One of Jesus’ major functions on this earth was to demonstrate what it meant to have “God with us.” In the same way, through our presence in the lives of others, we are able to show that God is still with us. He is intimately concerned with what concerns us. In His parable about the sheep and the goats in Matthew 25:31-46, Jesus makes it clear that we are to reach out in tangible ways to the people around us. Not only are we to see Jesus in “the least of these,” but others should see Jesus in us. As we will learn from the stories below, our interactions with people are a testament to the Jesus we serve.
A church plant initiative took advantage of the unseasonably
warm fall weather to host a service in the park. James, an elder
who had just started working with the church, noticed a couple
who had come with their infant daughter. This couple, who were
not members of the church or even Adventists, had been attending
the plant on a semi-regular basis. As the weather started
to get cold, the couple was not sure what to do because their
daughter was not dressed warmly. The elder, remembering that
he kept a blanket in his car, ran to get it for them. The couple was
surprised by the gesture but thankful that they could stay and
worship. The couple began attending the New Believer’s Sabbath
School class that James taught and soon made a decision
to be baptized. Four months after the church picnic, James and
the pastor baptized the couple. What joy it was for the elder to
see how one seemingly insignificant action could impact a whole
family for Christ.
Taking time to pay attention to people and being attentive
to those around you will not only bring smiles to their faces but
to yours as well. “We little know the bearing of our acts upon
the experience of others. What we do or say may seem to us
of little moment, when, could our eyes be opened, we should
see that upon it depended the most important results for good
or for evil.”1
Mary, one of the local elders, befriended a young woman who
had moved into the area and starting attending church. When the
young woman’s church attendance dropped off, Mary made a
point to connect with her. The young woman was struggling in
her faith and feeling unsure about where her life was leading.
Mary knew that she would not be able to provide all the answers
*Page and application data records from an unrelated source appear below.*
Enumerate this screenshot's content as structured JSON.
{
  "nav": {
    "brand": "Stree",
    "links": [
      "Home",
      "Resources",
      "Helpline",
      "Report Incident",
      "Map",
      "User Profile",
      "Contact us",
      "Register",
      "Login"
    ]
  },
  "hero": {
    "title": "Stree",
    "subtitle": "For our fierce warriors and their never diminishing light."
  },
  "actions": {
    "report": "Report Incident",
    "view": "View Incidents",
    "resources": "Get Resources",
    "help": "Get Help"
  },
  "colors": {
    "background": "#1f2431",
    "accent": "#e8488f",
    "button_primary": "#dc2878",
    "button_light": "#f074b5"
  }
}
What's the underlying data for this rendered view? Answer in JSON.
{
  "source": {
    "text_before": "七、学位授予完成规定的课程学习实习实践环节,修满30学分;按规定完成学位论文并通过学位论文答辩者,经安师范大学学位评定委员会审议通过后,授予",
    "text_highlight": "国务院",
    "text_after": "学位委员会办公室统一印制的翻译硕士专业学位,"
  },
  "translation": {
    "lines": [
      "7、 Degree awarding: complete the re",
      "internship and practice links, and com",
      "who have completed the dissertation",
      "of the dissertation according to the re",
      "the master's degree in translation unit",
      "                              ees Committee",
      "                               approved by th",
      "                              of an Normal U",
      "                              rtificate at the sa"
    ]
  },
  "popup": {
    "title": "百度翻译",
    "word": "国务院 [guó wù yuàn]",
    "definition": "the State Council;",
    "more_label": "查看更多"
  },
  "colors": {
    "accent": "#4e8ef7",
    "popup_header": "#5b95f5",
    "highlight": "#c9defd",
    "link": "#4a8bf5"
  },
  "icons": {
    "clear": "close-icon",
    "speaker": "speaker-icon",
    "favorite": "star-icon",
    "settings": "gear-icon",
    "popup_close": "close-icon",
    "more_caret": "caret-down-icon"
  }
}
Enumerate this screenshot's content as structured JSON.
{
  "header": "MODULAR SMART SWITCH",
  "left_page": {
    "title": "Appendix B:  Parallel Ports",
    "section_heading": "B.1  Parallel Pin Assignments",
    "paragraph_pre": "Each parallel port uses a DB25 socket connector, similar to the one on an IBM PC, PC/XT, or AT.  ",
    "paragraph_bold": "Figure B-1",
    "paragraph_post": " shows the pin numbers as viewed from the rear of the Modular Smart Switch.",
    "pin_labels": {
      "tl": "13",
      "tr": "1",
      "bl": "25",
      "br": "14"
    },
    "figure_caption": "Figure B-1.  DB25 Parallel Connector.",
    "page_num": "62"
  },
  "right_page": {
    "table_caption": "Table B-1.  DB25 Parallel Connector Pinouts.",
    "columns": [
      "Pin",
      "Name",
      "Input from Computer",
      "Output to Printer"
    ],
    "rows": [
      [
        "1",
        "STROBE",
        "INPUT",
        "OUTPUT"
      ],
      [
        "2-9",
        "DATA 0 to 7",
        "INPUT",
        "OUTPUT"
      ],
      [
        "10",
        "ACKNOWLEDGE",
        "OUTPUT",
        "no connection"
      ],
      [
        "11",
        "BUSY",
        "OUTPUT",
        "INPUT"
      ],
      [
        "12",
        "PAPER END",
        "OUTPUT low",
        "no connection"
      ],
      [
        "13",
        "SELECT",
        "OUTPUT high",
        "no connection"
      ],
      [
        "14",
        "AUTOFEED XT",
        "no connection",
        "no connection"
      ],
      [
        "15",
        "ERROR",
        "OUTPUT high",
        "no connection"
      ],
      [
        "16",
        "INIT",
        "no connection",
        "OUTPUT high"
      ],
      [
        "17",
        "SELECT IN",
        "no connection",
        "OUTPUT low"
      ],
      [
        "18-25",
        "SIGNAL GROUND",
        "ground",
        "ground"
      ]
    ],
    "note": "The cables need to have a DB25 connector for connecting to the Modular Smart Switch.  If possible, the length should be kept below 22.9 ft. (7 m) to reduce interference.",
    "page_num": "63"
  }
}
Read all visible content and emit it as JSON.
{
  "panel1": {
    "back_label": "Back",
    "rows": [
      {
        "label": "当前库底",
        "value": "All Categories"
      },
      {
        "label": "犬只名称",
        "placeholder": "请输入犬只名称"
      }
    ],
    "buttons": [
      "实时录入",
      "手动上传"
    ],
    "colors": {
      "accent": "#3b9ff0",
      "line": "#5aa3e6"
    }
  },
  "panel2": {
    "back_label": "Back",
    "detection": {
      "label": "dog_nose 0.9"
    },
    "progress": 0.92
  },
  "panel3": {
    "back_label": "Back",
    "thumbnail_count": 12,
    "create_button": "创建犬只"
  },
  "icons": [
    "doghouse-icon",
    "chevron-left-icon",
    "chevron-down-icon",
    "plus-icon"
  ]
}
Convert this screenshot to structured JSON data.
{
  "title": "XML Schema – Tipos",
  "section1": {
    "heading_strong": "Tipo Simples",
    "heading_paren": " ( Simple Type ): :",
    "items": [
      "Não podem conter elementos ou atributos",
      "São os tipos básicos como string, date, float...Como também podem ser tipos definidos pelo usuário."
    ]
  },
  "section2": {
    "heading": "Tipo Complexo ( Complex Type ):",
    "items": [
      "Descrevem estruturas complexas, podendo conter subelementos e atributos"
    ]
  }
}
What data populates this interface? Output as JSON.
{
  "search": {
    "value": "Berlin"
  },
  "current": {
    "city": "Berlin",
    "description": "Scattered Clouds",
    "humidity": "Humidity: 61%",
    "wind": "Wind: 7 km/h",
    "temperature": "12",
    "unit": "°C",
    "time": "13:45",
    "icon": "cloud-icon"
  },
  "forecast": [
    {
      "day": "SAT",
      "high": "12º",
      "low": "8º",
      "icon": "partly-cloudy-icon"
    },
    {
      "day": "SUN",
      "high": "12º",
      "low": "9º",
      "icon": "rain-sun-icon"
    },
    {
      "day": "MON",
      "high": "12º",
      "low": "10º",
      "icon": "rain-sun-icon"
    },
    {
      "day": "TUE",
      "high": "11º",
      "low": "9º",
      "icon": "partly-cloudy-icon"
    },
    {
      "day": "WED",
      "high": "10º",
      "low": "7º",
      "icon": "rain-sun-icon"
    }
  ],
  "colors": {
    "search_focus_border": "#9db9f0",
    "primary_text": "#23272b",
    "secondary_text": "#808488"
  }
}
but felt strongly that she needed to be intentional about keeping a
connection with the young woman. So they arranged a standing
lunch date once a week in which they could talk about the daily
ups and downs of life, including spiritual matters. During these lunches, the young woman is able to voice her struggles without
fear of judgment. Although Mary cannot always relate to the
struggles, she continues to listen and be present. Both Mary and
the young woman are thankful to have the opportunity to deepen
People are hurting all around us. Marriages, careers, and family
problems abound; spiritual, emotional, and physical aches are
present. So we must bring to those people the presence of Jesus
which brings peace, hope, and rest. “Come to me, all you who
are weary and burdened, and I will give you rest” (Matt. 11:28).
In addition to being in the right place at the right time, a ministry
of presence is also manifested in intentionally providing for
the felt needs of both members and the community. Many elders
hold English classes for immigrants or computer classes for people
returning to the workforce. Others provide welcome baskets
to families who move into the neighborhood, while some coordinate
Welcome Baby baskets for new mothers at the local hospital.
Some elders focus on a reconnecting ministry and reach out
to former members, often through visitation. And visitation goes
beyond the home and the hospital. For example, an elder with a
gift for hospitality might invite families to her home several times
a month for Sabbath dinner. Or an elder could make phone calls
or send cards to let people know someone is thinking of them.
OPEN TO THE HOLY SPIRIT
As a Navy Chaplain candidate, Kristy has come to understand
the significance of the ministry of presence. It is about
holding the hand of the hurting and slowing down enough to walk
beside these individuals. We worship a “God of all comfort, who
comforts us in all our troubles, so that we can comfort those in
any trouble with the comfort we ourselves receive from God” (2
Cor. 1:3, 4). It is about helping people realize that the Holy Spirit
can empower them to move forward in their spiritual journey.
Allow yourself to be a conduit for the One who loves this world
unto death (John 3:16).
S. Joseph Kidder is a professor of church growth and leadership
at the Andrews University Seventh-day Adventist Theological Seminary
in Berrien Springs, Michigan, USA.
Kristy L. Hodson is a student at Andrews University.
To avoid confusion, we will refer to S. Joseph Kidder with the pronoun “I” and reference Kristy by name.
Ellen G. White, The Ministry of Healing (Mountain View, CA: Pacific Press,